Andries Jonker was already aware that he would be faced with some considerable challenges upon assuming the position of the club’s new Head of Youth Development this Summer, but a concerning sequence of results for the U21 team this season has increased the pressure on the Dutchman.
A run of just two victories in 12 matches since Christmas has condemned the Arsenal U21s to the second-tier of the U21 Premier League next season, meaning that they will miss out on facing elite clubs such as Manchester United, Manchester City, Chelsea and Liverpool. Instead, their likely list of opponents for 2014/15 is rather less glamorous, with Bolton Wanderers, Aston Villa, Tottenham Hotspur, West Bromwich Albion, Reading, Stoke City, Middlesbrough, Wolverhampton Wanderers, Newcastle United and Blackburn Rovers all, as it stands, poised to join the young Gunners in the second division.
There is an argument that being placed in the second tier could actually be beneficial to the youngsters as it may finally lead to results improving a little, but, when you are not facing the best teams on a regular basis, it is hardly ideal for development. That is a problem that will have to be dealt with, and it is hoped that Arsenal will be restored to the top division as soon as possible.
Development always takes precedence over results at youth level, but this season in particular, serious questions have been raised about whether the alarming run of results at both U21 and U18 levels are having a negative effect on the players. The U18s, for example, have lost 13 of their 29 games this season.
Arsenal did enjoy lengthy, if ultimately unsuccessful runs in the FA Youth Cup, the UEFA Youth League and the U21 Premier League Cup this season, but the number of positive performances this campaign have been far outweighed by the negative ones. There are numerous mitigating factors, including players sent out on loan, a lack of options at times following the mass cull last Summer and, most worryingly, problems regarding coaching.
It seemed somewhat astounding that Jonker elected to retain the services of both Steve Gatting and Carl Laraman for next season when both coaches have not exactly given the best account of themselves this campaign.
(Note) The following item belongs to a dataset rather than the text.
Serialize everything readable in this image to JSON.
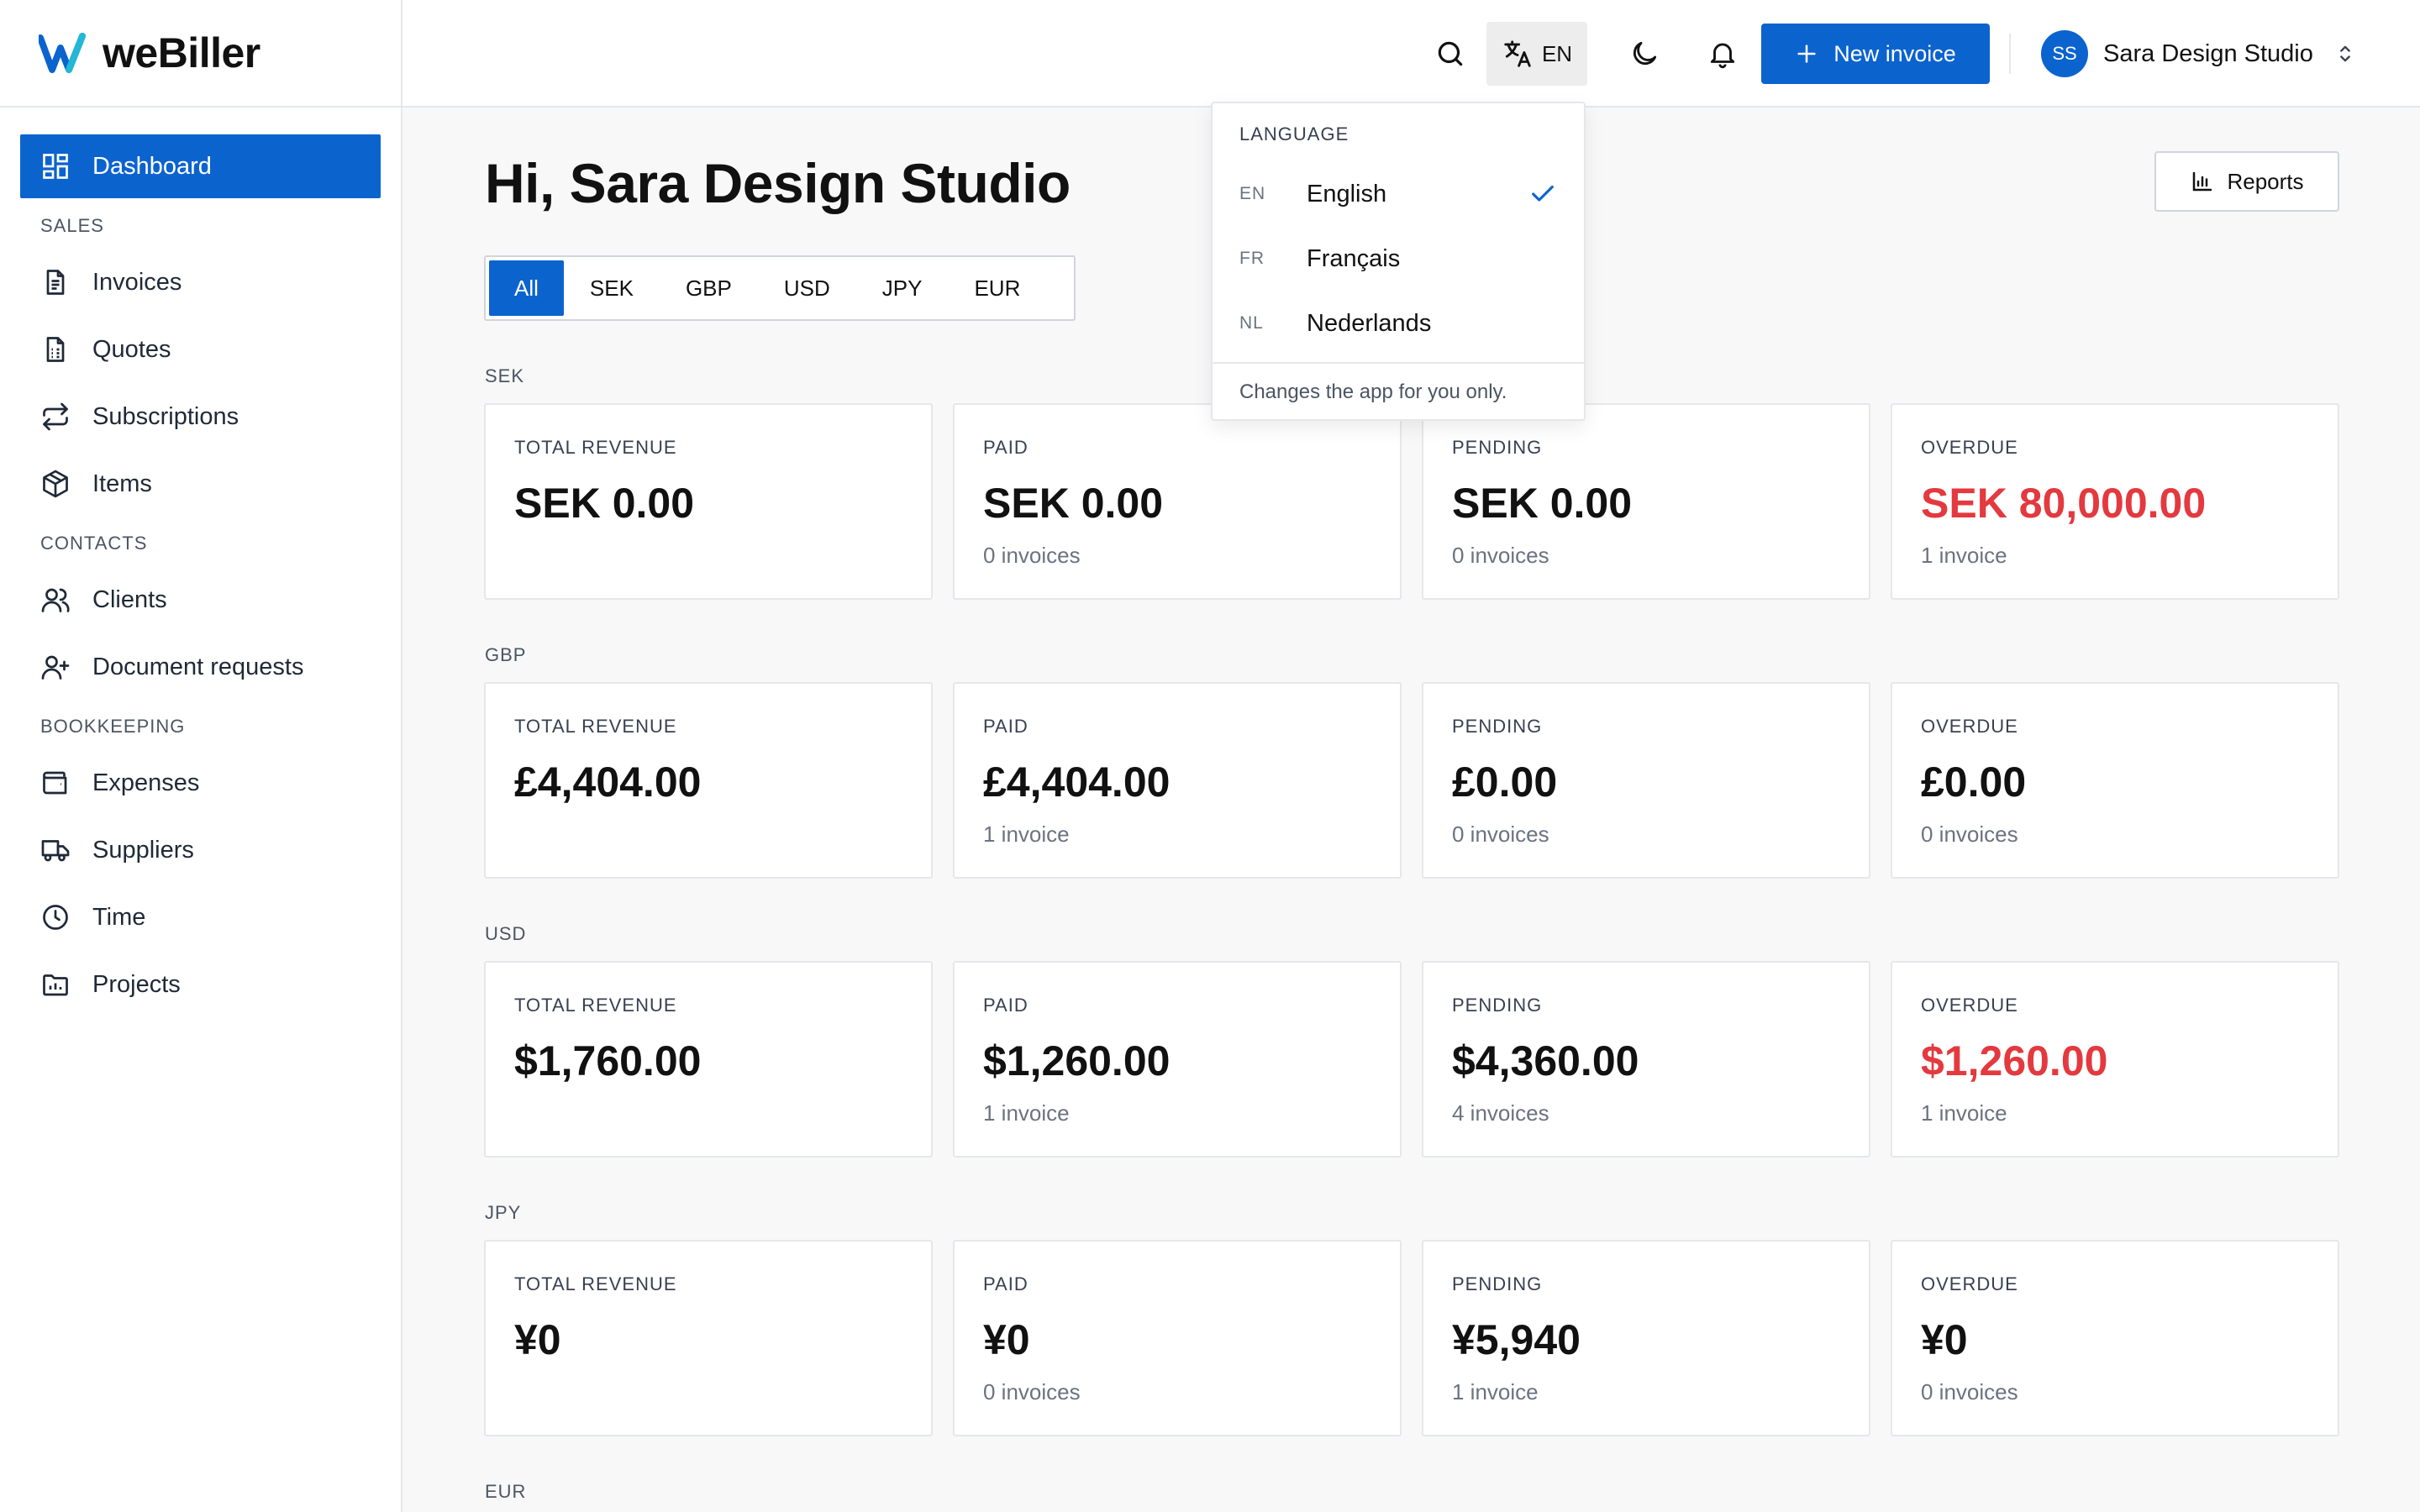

The core problem, however, is that Arsenal haven’t produced a homegrown academy graduate since Jack Wilshere, with many players struggling to even reach the fringes of the first-team. Serge Gnabry and Gedion Zelalem, the talented young Germans, are part of the senior squad, but Arsenal are not producing top level players with any sort of regularity at present.
It is true that only one or two players maximum will make the grade from each age group, but drastic changes are required. The quality of players emerging from Hale End is steadily improving, with the likes of Ainsley Maitland-Niles, Tafari Moore and Alex Iwobi all inspiring confidence, but the overall situation regarding the academy remains rather negative.
It is Jonker’s responsibility to address these problems. It certainly won’t be a simple task.